What is an ICO?
An ICO is somewhere in the middle between crowdfunding and an initial public offering (IPO). Unlike IPOs, ICOs are completely unregulated, leading to scams, but also higher speculation.
Many businesses fund their business through the use of venture capitalists or angel investors in exchange for a share of equity in the company. IPOs offered the opportunity to fund your business, while not giving up a major stake in your company to a single person. ICOs, on the other hand, don’t relinquish any share in a company. This benefits businesses who keep the majority ownership of their business, but it’s a disadvantage to initial investors as business owners remain unaccountable to anybody but themselves.
Yet, an ICO is not considered crowdfunding though. So what do investors get in exchange for their investments? Tokens (i.e. cryptocurrency). Depending on the ICO, their funds may be locked into a contract for a few months.
Most ICOs are held over P2P networks, like Ethereum or Stellar, and created using a decentralized app (DAPP). You can’t buy into an ICO with fiat currency, as most require either ETH or BTC. Most of these networks offer smart contracts to accredit transactions without third party interference (e.g. regulation).
Most ICOs are based on funding for a project outlined in a whitepaper or developed as a prototype.
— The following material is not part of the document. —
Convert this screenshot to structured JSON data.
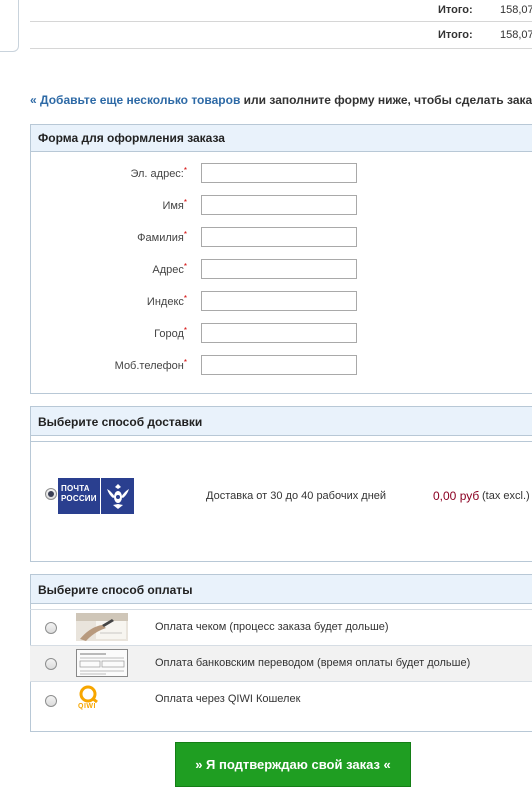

The funding helps them to build out there networks and scale their blockchain technology.
Advantages of the ICO
- Fund projects that offer utility to businesses or consumers
- The potential to buy valuable tokens at dirt cheap prices
- The ability to exit before the ICO window is closed
- Create media exposure for the business and token
- Lack of barriers (e.g. paperwork and red tape for an IPO)
- Be a part of a community
The main incentive for investing in an ICO is the hope or knowledge that a token and the underlying business will rise in value once it hits market. It’s a lot like crowdfunding because your investments give a business the opportunity to fully execute a potentially disruptive or revolutionary product.
Some things to keep in mind before investing in an ICO include:
- Transaction fees (these can be arbitrarily set)
- Market Cap (the value of each token in supply added together)
- Service rendered- what value does it provide?
- Market demand- how much buzz surrounds the token and how many businesses are bound to use the product or platform?
- Market supply- what is the set supply of tokens?
- Will the token be available over open market?
These same considerations should be taken into all of your cryptocurrency investing decisions. The biggest factor to consider is whether you’ll be able to purchase a token after an ICO over an open exchange. Typically, tokens over the exchange will be a higher price, although it shields you from a potential scam.
Why Speculators Wait
If a token is available over an exchange, it’s a better idea for speculators to simply wait a few weeks and avoid the ICO altogether. Of course, this all comes down to personal preference and your skin in the blockchain community.
Once a token hits the open market it will initially be higher priced than its ICO offering. Many people suggest waiting a few weeks for a price drop to invest. There's no guarantee what exchange will be accept the token and one could end up on any exchange from Kraken to smaller exchanges like Ethbits.
The biggest reasons to wait after an ICO include:
- Risk aversion from ICO scams
- More time to assess market demand
- Grow the value of your ETH and BTC in the meantime
- Funds don’t get locked in time restricted contracts
Not all ICOs are created equal and the choice between investing in an ICO or not depends on your faith in the project and your cryptocurrency interests. Are you a financial backer or just a pure speculator?